Such is life; and death a shadow
From the rock eternity!
NEAR THE SPRING OF THE HERMITAGE
TROUBLED long with warring notions
Long impatient of thy rod,
I resign my soul's emotions
Unto thee, mysterious God!
What avails the kindly shelter
Yielded by this craggy rent,
If my spirit toss and welter
On the waves of discontent?
Parching summer hath no warrant
To consume this crystal well;
Rains, that make each rill a torrent,
Neither sully it nor swell.
Thus, dishonouring not her station,
Would my life present to thee,
Gracious God, the pure oblation
Of divine tranquillity!
FOR THE SPOT WHERE THE HERMITAGE STOOD ON ST. HERBERT'S ISLAND,
IF thou in the dear love of some one friend
Hast been so happy that thou know'st what thoughts
Will sometimes in the happiness of love
Make the heart sink, then wilt thou reverence
This quiet spot; and, stranger! not unmoved
Wilt thou behold this shapeless heap of stones,
The desolate ruins of St. Herbert's cell.
Here stood his threshold; here was spread the roof That sheltered him, a self-secluded man,
After long exercise in social cares
And offices humane, intent to adore
The Deity, with undistracted mind,
And meditate on everlasting things,
A Fellow-labourer, whom the good man loved
As his own soul. And, when with eye upraised
To heaven he knelt before the crucifix,
While o'er the lake the cataract of Lodore
Pealed to his orisons, and when he paced
Along the beach of this small isle and thought
Of his companion, he would pray that both
(Now that their earthly duties were fulfilled)
Might die in the same moment. Nor in vain
So prayed he: as our chronicles report,

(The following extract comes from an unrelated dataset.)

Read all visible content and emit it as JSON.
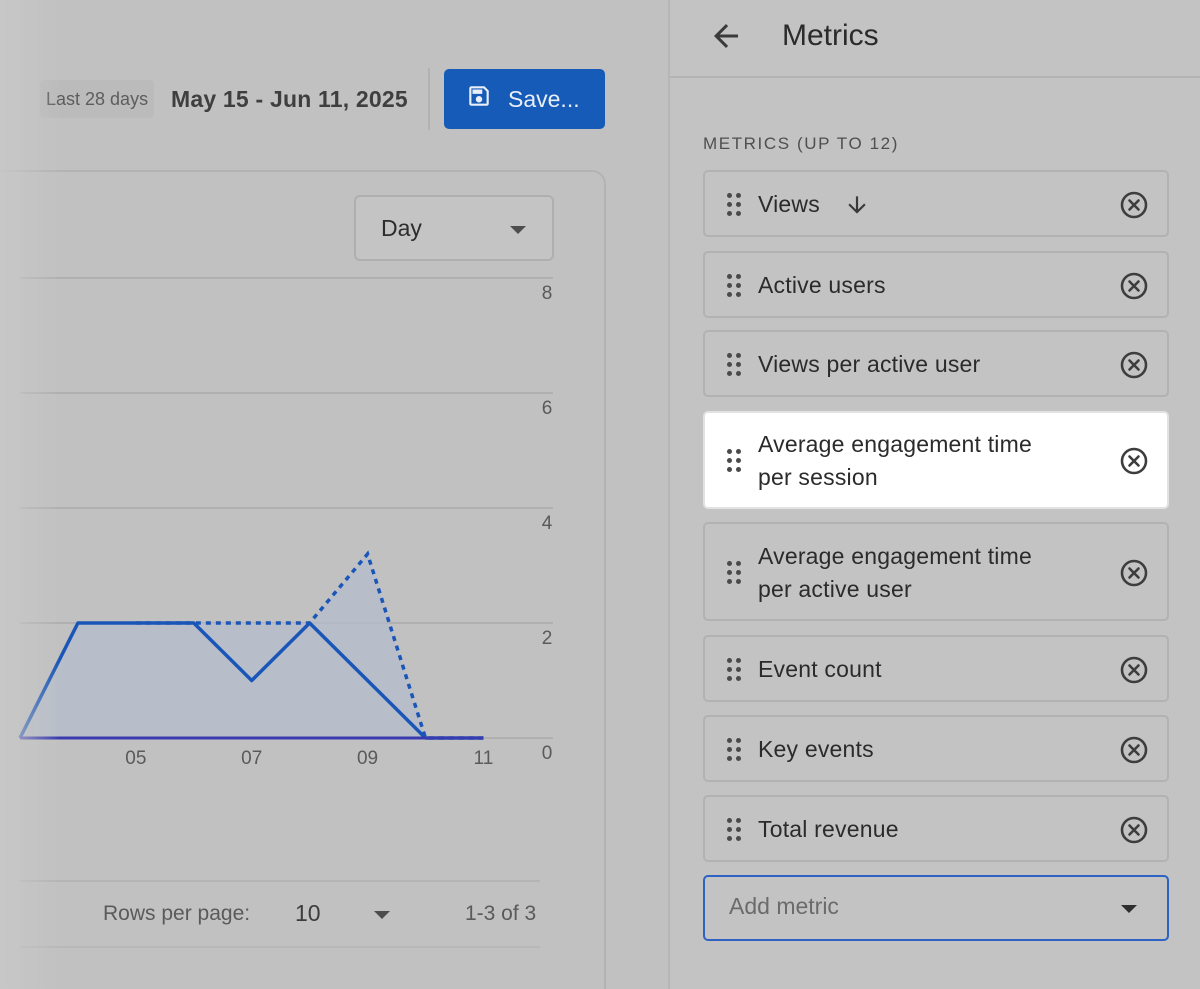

Though here the hermit numbered his last day
Far from St. Cuthbert his belovèd friend,
Those holy men both died in the same hour.